- I. Miralles-Melladoa,
- Y. Cantónb and
- A. Solé-Benet *c
Little is known about the morphological characteristics of pores in soil crusts. The objective was to characterize the two-dimensional (2D) porosity (amount, shape, size, and area of pores) of soil crusts to ascertain their potential as indicators of soil quality for natural crusted soils. The 2D-porosity was described in thin sections and measured by image analysis of polished resin-impregnated soil blocks. Physical soil crust and incipient biological soil crusts appear to be the lowest-quality soils in terms of number of pores (average of 131–133 cm−1) and area occupied by pores or meso-macroporosity (3.5–4.2%). Their most abundant pore types were small unconnected rounded pores. Soil crust infiltration coefficients (65–72% annual) were among the lowest and their high erosion rates (81–204 g m−2 yr−1) were not only due to their lower total porosity, but also to their pore shapes and sizes. Biological soil crusts appear on higher-quality soil, where the higher the organic C content, the more evolved the soil crust is (with lichens and cyanobacteria). Such soil crusts have better developed pore-systems with specific meso- and macropore morphologies, for example, large, interconnected elongated and irregular pores. Biological soil crusts (BSCs) dominated by lichens have the largest meso-macroporosity (up to 23.65%) due to the predominance of elongated pores. In many cases, infiltration is low (46–57%) because the biological crusts are somewhat detached from the soil underneath, but the armouring effect decreases erosion rates (7–23 g m−2 yr−1). Soil crust pore numbers, size, and shape were useful indicators of soil quality.Please view the pdf by using the Full Text (PDF) link under 'View' to the left.

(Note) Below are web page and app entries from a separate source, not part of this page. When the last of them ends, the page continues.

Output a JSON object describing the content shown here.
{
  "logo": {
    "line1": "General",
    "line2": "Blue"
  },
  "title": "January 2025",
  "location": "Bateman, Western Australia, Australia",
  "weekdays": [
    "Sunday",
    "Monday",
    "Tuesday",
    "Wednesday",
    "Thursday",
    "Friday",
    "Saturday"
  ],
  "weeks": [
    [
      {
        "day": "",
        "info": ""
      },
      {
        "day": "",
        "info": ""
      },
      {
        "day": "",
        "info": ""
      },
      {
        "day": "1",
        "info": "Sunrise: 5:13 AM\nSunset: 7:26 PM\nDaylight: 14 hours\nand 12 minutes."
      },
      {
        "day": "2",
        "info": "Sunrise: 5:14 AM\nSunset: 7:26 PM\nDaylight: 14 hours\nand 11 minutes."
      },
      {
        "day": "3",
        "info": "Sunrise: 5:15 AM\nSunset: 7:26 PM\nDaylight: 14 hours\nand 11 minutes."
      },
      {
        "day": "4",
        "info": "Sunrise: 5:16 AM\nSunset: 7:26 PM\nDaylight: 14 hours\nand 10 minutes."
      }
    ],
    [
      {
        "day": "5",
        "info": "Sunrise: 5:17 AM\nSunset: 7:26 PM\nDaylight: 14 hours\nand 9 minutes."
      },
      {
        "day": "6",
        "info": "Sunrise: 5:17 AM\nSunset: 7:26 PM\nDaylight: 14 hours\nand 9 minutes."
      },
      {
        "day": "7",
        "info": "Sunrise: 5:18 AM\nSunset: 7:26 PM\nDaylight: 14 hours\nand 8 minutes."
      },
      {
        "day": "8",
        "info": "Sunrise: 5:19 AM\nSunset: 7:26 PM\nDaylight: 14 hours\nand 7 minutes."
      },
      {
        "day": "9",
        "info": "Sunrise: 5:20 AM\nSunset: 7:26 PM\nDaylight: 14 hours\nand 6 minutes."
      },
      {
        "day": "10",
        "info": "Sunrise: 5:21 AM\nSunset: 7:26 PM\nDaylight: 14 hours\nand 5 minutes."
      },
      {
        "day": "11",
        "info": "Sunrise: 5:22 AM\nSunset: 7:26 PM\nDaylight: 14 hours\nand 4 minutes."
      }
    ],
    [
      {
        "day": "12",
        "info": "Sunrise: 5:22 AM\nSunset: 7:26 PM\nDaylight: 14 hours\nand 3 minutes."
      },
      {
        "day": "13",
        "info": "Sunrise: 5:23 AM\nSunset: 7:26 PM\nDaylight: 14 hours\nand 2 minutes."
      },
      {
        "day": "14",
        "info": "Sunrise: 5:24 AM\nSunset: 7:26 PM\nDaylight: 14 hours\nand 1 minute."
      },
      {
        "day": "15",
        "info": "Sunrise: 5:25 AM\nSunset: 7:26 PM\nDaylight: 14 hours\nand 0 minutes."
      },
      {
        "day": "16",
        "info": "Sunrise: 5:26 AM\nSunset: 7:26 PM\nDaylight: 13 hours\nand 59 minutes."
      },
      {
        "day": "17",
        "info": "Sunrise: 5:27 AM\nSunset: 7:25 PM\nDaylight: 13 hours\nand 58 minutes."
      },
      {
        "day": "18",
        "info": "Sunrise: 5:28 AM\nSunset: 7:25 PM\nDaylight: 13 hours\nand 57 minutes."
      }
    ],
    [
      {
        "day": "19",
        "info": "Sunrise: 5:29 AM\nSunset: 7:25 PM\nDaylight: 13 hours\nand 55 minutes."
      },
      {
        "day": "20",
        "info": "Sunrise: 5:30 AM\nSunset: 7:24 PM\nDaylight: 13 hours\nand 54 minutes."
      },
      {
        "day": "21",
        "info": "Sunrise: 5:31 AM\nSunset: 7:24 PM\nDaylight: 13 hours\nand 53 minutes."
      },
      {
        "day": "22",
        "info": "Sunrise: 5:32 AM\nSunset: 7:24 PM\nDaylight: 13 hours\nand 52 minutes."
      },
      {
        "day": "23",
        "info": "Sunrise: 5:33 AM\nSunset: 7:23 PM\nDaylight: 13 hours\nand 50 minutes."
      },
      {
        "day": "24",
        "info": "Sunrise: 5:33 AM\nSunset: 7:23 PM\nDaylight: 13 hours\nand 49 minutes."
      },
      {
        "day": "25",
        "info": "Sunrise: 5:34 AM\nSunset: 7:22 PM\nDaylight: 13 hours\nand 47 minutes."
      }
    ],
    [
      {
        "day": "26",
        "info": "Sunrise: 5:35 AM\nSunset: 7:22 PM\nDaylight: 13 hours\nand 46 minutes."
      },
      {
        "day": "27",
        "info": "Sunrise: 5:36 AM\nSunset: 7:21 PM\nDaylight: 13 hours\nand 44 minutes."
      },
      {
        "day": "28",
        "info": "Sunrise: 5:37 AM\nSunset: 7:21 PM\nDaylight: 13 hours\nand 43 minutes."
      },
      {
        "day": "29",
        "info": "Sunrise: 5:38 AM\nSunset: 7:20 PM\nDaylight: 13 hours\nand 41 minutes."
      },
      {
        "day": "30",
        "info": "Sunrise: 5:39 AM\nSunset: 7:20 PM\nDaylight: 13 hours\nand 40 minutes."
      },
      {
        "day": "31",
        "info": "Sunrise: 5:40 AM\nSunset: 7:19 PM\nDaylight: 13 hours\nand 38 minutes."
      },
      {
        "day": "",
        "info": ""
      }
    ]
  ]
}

Copyright © 2011. . Copyright © by the Soil Science Society of America, Inc.